WHAT NEEDS TO BE DONE
Only the lines that hold the word "discount" are wanted from this listing.

DATA FOR PROCESSING
####

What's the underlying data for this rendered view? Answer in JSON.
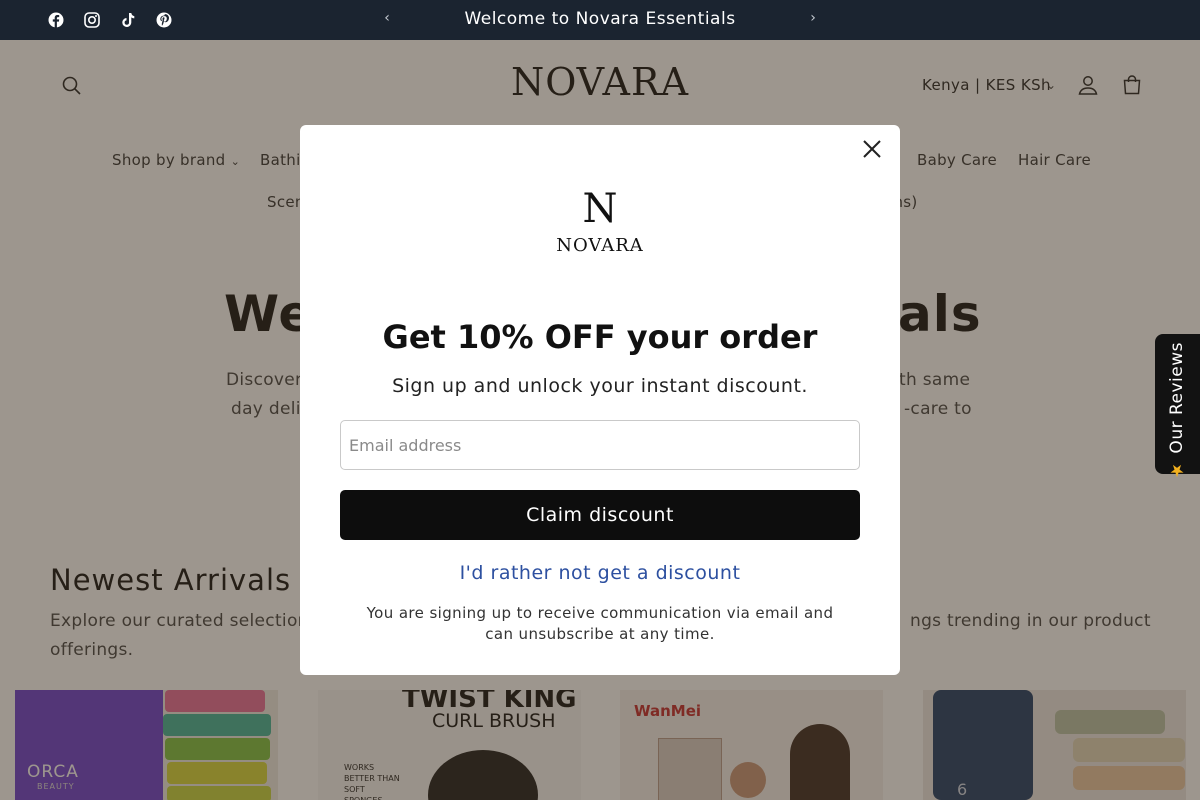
{
  "announcement": {
    "text": "Welcome to Novara Essentials",
    "social_icons": [
      "facebook-icon",
      "instagram-icon",
      "tiktok-icon",
      "pinterest-icon"
    ],
    "background": "#1b2430"
  },
  "header": {
    "logo": "NOVARA",
    "country_selector": "Kenya | KES KSh",
    "nav_items": [
      "Shop by brand",
      "Bathin",
      "Baby Care",
      "Hair Care",
      "Scen",
      "ons)"
    ]
  },
  "hero": {
    "title_left": "We",
    "title_right": "als",
    "desc_line1_left": "Discover",
    "desc_line1_right": "ith same",
    "desc_line2_left": "day deliv",
    "desc_line2_right": "-care to"
  },
  "arrivals": {
    "title": "Newest Arrivals",
    "desc_line1_left": "Explore our curated selection",
    "desc_line1_right": "ngs trending in our product",
    "desc_line2": "offerings."
  },
  "products": [
    {
      "brand_text": "ORCA",
      "sub_text": "BEAUTY"
    },
    {
      "brand_text": "TWIST KING",
      "sub_text": "CURL BRUSH",
      "detail": "WORKS BETTER THAN SOFT SPONGES, EASILY"
    },
    {
      "brand_text": "WanMei"
    },
    {
      "brand_text": "6"
    }
  ],
  "reviews_tab": {
    "label": "Our Reviews",
    "star": "★"
  },
  "modal": {
    "logo_letter": "N",
    "logo_word": "NOVARA",
    "title": "Get 10% OFF your order",
    "subtitle": "Sign up and unlock your instant discount.",
    "email_placeholder": "Email address",
    "claim_label": "Claim discount",
    "decline_label": "I'd rather not get a discount",
    "disclaimer": "You are signing up to receive communication via email and can unsubscribe at any time."
  },
  "colors": {
    "overlay": "rgba(60,45,30,0.5)",
    "link": "#2d50a0",
    "button": "#0d0d0d"
  }
}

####

RESULT OF THIS EXERCISE
    "subtitle": "Sign up and unlock your instant discount.",
    "claim_label": "Claim discount",
    "decline_label": "I'd rather not get a discount",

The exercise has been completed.